• DATA RECORDS

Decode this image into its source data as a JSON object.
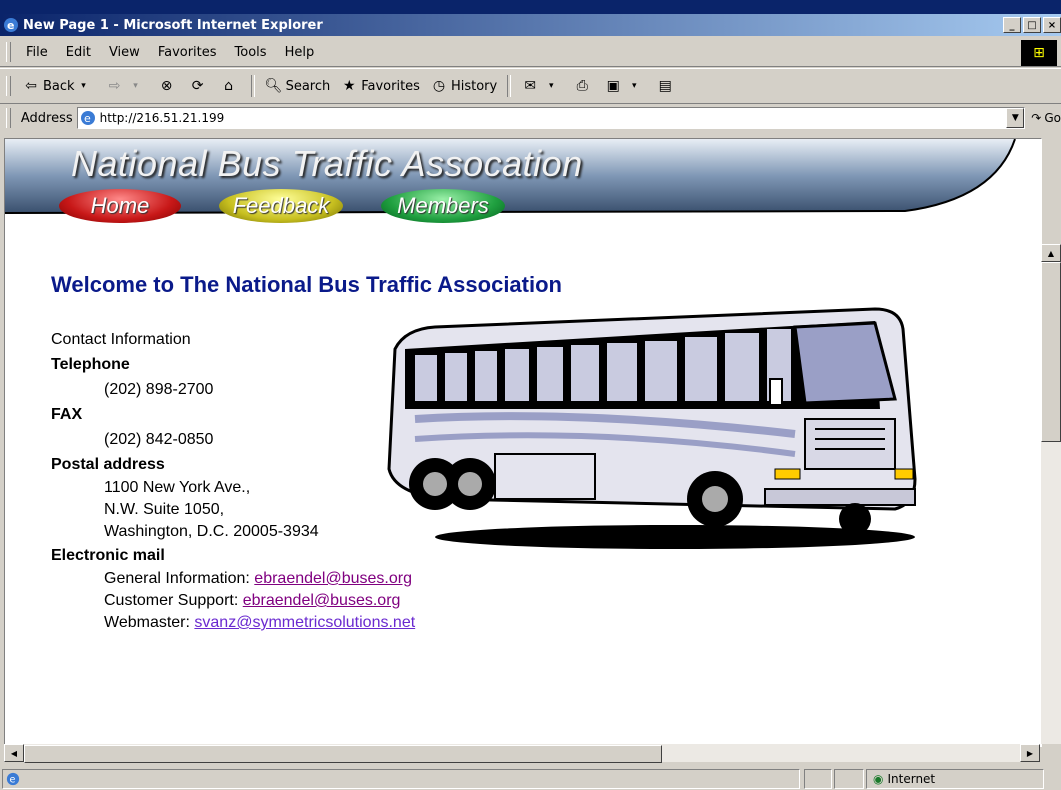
{
  "window": {
    "title": "New Page 1 - Microsoft Internet Explorer",
    "btn_min": "_",
    "btn_max": "□",
    "btn_close": "×"
  },
  "menu": [
    "File",
    "Edit",
    "View",
    "Favorites",
    "Tools",
    "Help"
  ],
  "toolbar": {
    "back": "Back",
    "search": "Search",
    "favorites": "Favorites",
    "history": "History"
  },
  "address": {
    "label": "Address",
    "url": "http://216.51.21.199",
    "go": "Go"
  },
  "site": {
    "title": "National Bus Traffic Assocation",
    "nav": [
      {
        "label": "Home",
        "color": "#d02020"
      },
      {
        "label": "Feedback",
        "color": "#c8c020"
      },
      {
        "label": "Members",
        "color": "#20a040"
      }
    ],
    "welcome": "Welcome to The National Bus Traffic Association",
    "contact_heading": "Contact Information",
    "telephone_label": "Telephone",
    "telephone": "(202) 898-2700",
    "fax_label": "FAX",
    "fax": "(202) 842-0850",
    "postal_label": "Postal address",
    "postal_line1": "1100 New York Ave.,",
    "postal_line2": "N.W. Suite 1050,",
    "postal_line3": "Washington, D.C. 20005-3934",
    "email_label": "Electronic mail",
    "general_label": "General Information: ",
    "general_email": "ebraendel@buses.org",
    "support_label": "Customer Support: ",
    "support_email": "ebraendel@buses.org",
    "webmaster_label": "Webmaster: ",
    "webmaster_email": "svanz@symmetricsolutions.net"
  },
  "status": {
    "zone": "Internet"
  }
}
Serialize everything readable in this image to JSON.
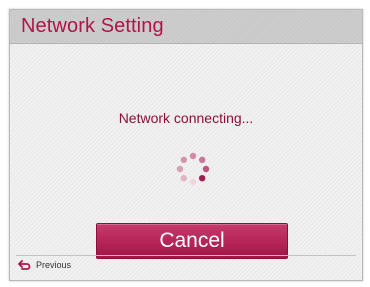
{
  "dialog": {
    "title": "Network Setting",
    "message": "Network connecting...",
    "spinner_icon": "loading-spinner-icon",
    "cancel_label": "Cancel",
    "previous_icon": "back-arrow-icon",
    "previous_label": "Previous"
  },
  "colors": {
    "accent": "#b3124a",
    "button_top": "#c63a6c",
    "button_bottom": "#a61346"
  }
}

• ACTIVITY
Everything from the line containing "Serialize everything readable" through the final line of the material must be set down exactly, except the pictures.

• ANSWER
Serialize everything readable in this image to JSON.
{
  "dialog": {
    "title": "Network Setting",
    "message": "Network connecting...",
    "spinner_icon": "loading-spinner-icon",
    "cancel_label": "Cancel",
    "previous_icon": "back-arrow-icon",
    "previous_label": "Previous"
  },
  "colors": {
    "accent": "#b3124a",
    "button_top": "#c63a6c",
    "button_bottom": "#a61346"
  }
}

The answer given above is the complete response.